(Website and app data records)
=== Begin Enclosure ===
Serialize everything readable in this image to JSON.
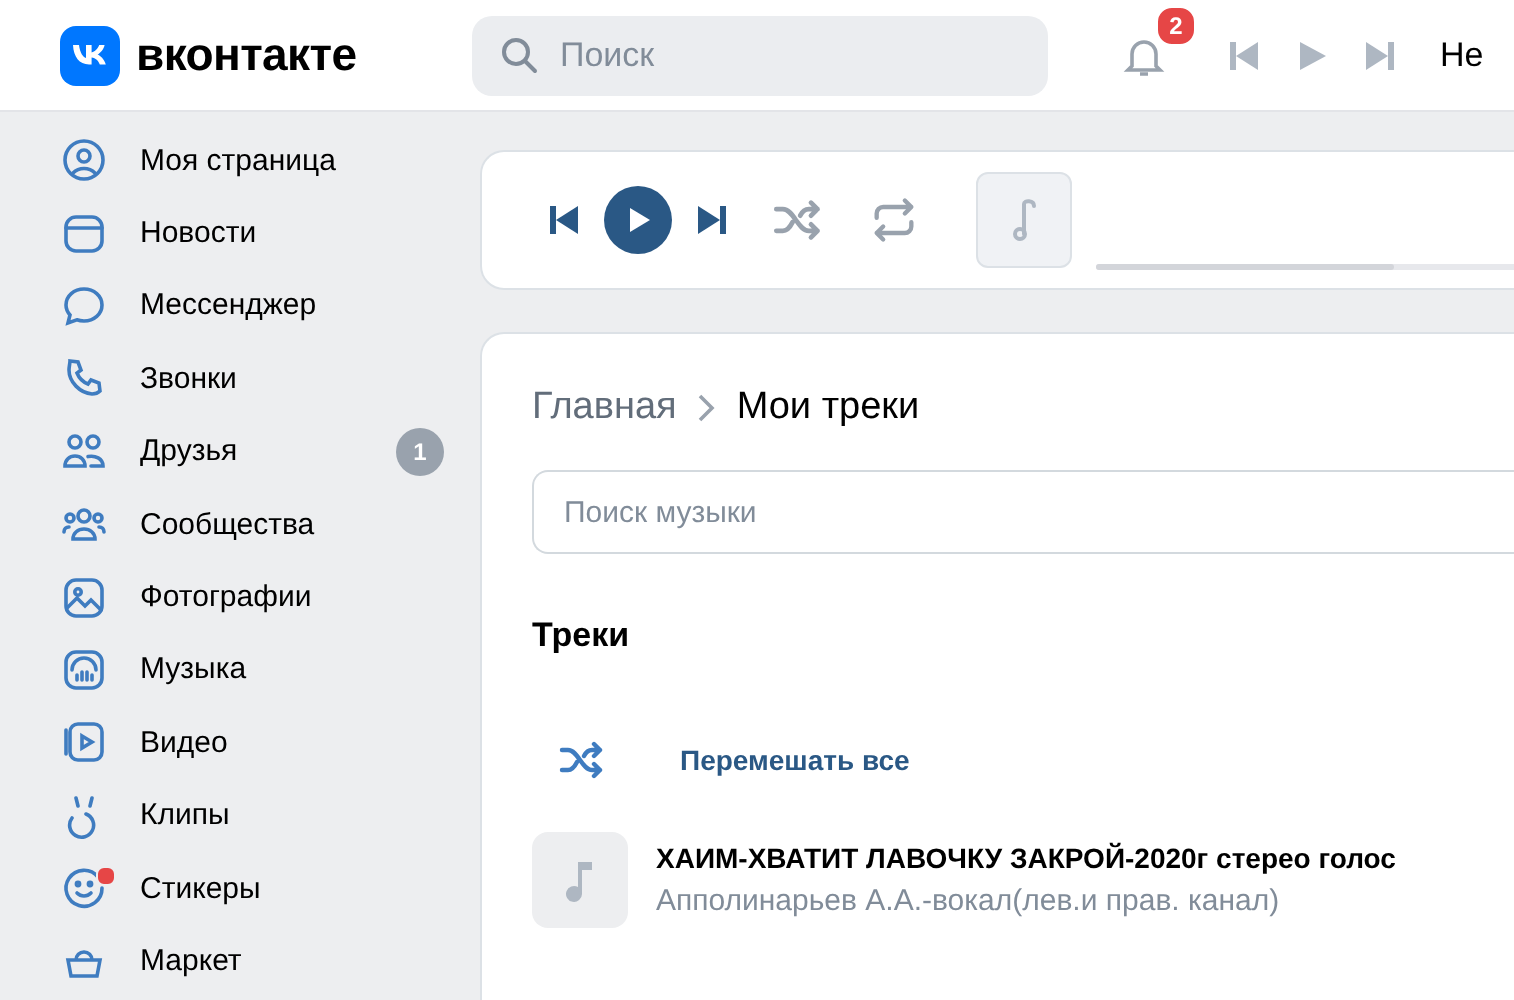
{
  "header": {
    "logo_text": "вконтакте",
    "search": {
      "placeholder": "Поиск"
    },
    "notifications_badge": "2",
    "user_name": "Не"
  },
  "sidebar": {
    "items": [
      {
        "label": "Моя страница",
        "dot": false
      },
      {
        "label": "Новости",
        "dot": false
      },
      {
        "label": "Мессенджер",
        "dot": false
      },
      {
        "label": "Звонки",
        "dot": false
      },
      {
        "label": "Друзья",
        "badge": "1",
        "dot": false
      },
      {
        "label": "Сообщества",
        "dot": false
      },
      {
        "label": "Фотографии",
        "dot": false
      },
      {
        "label": "Музыка",
        "dot": false
      },
      {
        "label": "Видео",
        "dot": false
      },
      {
        "label": "Клипы",
        "dot": false
      },
      {
        "label": "Стикеры",
        "dot": true
      },
      {
        "label": "Маркет",
        "dot": false
      }
    ]
  },
  "player": {
    "playing": false,
    "level": 0.59
  },
  "music": {
    "breadcrumb": [
      "Главная",
      "Мои треки"
    ],
    "search": {
      "placeholder": "Поиск музыки"
    },
    "section_title": "Треки",
    "shuffle_label": "Перемешать все",
    "tracks": [
      {
        "title": "ХАИМ-ХВАТИТ ЛАВОЧКУ ЗАКРОЙ-2020г стерео голос",
        "artist": "Апполинарьев А.А.-вокал(лев.и прав. канал)"
      }
    ]
  }
}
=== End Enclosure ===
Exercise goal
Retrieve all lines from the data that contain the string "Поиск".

Exercise answer
      "placeholder": "Поиск"
      "placeholder": "Поиск музыки"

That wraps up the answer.